If you need instant Pakistani khula or to know how to take khula in Pakistan, you may contact us. This idea of culture seems to be compatible with national identity, according to some legal discourse. This is, however, a gross oversimplification. Culture is neither ontologically obvious nor an anthropological constant on Pakistani khula or to know how to take khula in Pakistan.
Globalization has played a major role in the reshaping of identity-determining areas. Transnational areas permit the creation of contradictory identities that are multi-pillared but also a universal, multilingual, hybrid, and ubiquitous. On a sub-national scale, however, we see the formation of identity patterns that are defensive and often resort to primordial categories like ethnic origin or religious affiliation. Two contradictory and parallel outcomes have resulted from globalization. Globalization has made societies more pluralistic and made social groups more ethnic.
Revival of Religion:
The revival of religion in cultural diversity discourse is a good sign. It is also becoming an important part of self-identification for Pakistani khula or to know how to take khula in Pakistan. Emigration can often increase people’s awareness of their religious affiliations as a symbol of strengthening their identity (Van der Veer 1994, p.119). Religion provides diaspora communities with a sense of belonging and a support structure in times of crisis. It is clear that European societies have many religious strands. 2. What rights does a person have to their cultural identity? Islam has always been more interested than theology in law since its inception. This is especially true when a law is at the heart of its message.
How to take Khula in Pakistan:

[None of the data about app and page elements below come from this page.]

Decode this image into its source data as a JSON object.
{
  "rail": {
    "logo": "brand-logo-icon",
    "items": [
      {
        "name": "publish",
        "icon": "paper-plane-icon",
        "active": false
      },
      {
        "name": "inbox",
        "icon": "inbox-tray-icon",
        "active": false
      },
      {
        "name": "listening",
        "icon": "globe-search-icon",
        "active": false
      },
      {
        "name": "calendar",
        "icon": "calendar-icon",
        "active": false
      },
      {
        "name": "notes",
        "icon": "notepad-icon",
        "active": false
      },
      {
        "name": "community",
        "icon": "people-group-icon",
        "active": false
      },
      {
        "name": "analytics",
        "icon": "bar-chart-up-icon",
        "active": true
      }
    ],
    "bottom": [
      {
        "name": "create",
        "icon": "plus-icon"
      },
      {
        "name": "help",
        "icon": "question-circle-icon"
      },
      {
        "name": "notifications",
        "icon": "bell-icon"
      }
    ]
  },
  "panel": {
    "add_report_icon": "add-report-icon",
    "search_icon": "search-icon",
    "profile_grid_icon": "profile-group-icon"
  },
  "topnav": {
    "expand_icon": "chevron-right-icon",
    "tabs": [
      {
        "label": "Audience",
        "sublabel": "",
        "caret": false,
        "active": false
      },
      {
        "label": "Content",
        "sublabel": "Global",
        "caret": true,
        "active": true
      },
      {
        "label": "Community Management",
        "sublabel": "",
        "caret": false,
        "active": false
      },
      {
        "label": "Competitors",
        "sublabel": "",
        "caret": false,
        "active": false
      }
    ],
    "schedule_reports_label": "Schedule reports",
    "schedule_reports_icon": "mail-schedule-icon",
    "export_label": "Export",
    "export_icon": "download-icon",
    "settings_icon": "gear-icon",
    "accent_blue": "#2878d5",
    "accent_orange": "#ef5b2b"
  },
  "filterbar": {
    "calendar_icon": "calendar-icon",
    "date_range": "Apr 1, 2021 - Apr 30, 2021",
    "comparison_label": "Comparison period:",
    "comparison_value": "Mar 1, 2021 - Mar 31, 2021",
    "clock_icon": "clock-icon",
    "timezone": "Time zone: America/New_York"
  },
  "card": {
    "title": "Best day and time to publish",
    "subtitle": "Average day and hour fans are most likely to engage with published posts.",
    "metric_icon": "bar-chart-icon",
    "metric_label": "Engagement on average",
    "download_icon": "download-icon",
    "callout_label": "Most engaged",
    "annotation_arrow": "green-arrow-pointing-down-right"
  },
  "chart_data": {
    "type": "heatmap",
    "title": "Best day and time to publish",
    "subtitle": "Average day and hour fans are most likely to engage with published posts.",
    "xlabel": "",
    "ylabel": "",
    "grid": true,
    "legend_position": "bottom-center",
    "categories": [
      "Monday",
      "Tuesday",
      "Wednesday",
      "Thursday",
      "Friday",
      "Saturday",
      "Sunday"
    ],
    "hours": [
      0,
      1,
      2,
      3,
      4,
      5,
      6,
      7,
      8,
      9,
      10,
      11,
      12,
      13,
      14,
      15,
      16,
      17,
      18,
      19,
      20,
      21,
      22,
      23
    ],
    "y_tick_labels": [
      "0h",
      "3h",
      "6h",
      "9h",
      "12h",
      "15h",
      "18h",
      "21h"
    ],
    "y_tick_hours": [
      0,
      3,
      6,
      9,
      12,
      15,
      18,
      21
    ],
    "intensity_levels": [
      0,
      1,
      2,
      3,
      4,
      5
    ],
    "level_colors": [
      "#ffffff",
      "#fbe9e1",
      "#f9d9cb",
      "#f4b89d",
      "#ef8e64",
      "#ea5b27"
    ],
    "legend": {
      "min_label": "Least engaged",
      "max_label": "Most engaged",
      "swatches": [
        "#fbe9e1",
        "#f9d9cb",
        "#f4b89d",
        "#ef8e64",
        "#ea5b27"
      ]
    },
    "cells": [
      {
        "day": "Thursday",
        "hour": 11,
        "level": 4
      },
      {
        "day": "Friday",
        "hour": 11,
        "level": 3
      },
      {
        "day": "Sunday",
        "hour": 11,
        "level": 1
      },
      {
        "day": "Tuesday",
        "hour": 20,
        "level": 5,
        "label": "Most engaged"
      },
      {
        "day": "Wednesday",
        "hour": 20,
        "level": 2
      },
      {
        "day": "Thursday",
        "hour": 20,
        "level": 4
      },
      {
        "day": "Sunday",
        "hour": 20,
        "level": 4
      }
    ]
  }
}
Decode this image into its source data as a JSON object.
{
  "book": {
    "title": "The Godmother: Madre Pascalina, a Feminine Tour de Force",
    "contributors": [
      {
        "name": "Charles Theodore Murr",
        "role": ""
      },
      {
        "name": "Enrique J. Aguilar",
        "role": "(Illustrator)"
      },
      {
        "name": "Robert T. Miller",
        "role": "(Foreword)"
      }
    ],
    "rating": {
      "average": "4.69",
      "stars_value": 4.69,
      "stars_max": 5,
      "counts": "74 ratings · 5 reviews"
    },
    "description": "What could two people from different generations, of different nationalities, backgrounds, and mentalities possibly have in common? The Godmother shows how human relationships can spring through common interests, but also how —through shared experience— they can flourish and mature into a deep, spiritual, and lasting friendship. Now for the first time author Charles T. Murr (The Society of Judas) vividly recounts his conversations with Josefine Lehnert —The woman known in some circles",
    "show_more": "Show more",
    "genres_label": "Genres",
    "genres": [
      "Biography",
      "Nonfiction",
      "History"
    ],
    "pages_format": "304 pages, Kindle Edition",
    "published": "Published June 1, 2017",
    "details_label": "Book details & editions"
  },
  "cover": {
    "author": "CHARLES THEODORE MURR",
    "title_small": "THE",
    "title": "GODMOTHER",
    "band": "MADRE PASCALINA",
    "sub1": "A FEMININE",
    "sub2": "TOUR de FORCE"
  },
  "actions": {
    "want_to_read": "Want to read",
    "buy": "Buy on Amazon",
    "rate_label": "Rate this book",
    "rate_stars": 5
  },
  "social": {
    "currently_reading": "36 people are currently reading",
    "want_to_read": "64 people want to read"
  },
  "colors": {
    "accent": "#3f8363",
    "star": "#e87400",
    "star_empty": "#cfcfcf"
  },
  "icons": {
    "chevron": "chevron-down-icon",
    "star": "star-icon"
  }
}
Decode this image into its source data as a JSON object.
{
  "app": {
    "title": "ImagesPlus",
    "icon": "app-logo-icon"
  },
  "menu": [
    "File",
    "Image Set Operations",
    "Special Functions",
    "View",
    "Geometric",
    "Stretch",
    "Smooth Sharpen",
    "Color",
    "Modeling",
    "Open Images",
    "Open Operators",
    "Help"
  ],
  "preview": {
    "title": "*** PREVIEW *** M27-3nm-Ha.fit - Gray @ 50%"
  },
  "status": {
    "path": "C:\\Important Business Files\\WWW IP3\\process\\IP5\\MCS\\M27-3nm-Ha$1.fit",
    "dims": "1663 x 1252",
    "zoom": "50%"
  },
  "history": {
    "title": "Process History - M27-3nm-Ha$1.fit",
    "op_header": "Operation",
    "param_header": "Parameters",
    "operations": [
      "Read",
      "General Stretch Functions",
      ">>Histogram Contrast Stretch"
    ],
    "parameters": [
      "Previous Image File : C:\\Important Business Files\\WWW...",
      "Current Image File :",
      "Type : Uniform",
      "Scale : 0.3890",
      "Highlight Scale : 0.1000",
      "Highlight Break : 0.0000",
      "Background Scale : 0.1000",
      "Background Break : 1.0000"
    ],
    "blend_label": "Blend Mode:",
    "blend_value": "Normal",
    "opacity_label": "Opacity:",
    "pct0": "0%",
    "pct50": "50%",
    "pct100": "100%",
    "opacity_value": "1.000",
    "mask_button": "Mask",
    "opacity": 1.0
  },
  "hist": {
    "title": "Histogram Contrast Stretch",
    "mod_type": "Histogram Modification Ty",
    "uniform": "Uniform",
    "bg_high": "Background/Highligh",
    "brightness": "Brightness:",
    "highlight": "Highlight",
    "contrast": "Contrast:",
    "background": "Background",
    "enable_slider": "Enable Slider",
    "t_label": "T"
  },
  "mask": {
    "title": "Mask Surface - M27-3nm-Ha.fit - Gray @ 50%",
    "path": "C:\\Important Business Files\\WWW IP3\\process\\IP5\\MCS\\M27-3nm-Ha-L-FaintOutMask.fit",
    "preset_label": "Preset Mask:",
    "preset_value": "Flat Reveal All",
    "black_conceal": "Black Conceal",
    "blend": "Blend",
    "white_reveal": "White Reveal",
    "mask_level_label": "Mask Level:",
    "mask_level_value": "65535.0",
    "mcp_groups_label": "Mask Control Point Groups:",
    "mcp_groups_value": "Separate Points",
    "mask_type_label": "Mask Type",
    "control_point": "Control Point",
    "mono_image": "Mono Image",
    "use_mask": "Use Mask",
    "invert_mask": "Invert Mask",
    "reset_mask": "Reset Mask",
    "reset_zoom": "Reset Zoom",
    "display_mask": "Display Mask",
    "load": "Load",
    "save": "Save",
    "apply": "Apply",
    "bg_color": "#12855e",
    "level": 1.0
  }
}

Because family life and religion are closely connected with Pakistani khula or to know how to take khula in Pakistan, Islamic family law is a significant influence on Muslim women and men living in Europe. Europe is predisposed toward taking seriously the question of whether there is a legal right to cultural identity within a family law context. There are essential human rights aspects to religious and cultural identity, and these have a solid normative foundation. International law provides a solid foundation for the right to cultural or religious identity, as shown by Article 8 of the European Convention on Human Rights (ECHR) and Articles 29 and 30 of the UN Convention on the Rights of the Child.
Cultural considerations can’t have impinged on human rights, which are universally recognized on Pakistani khula or to know how to take khula in Pakistan. Human rights, because they are emancipative, give all people equal rights to self-determination and allow for different modes of living to be developed and maintained. These are the major questions. Is it possible for legal pluralization to be a result of the pluralized society that migration has created? How can homogeneity be reconciled to cultural identity in family law? What role do Islamic legal norms and expectations play in family law in Europe? Are European family-law codes open to cultural diversity? 3. Pluralisation of family structures and the opening of family law For decades, European family structures have changed rapidly and are now pluralized.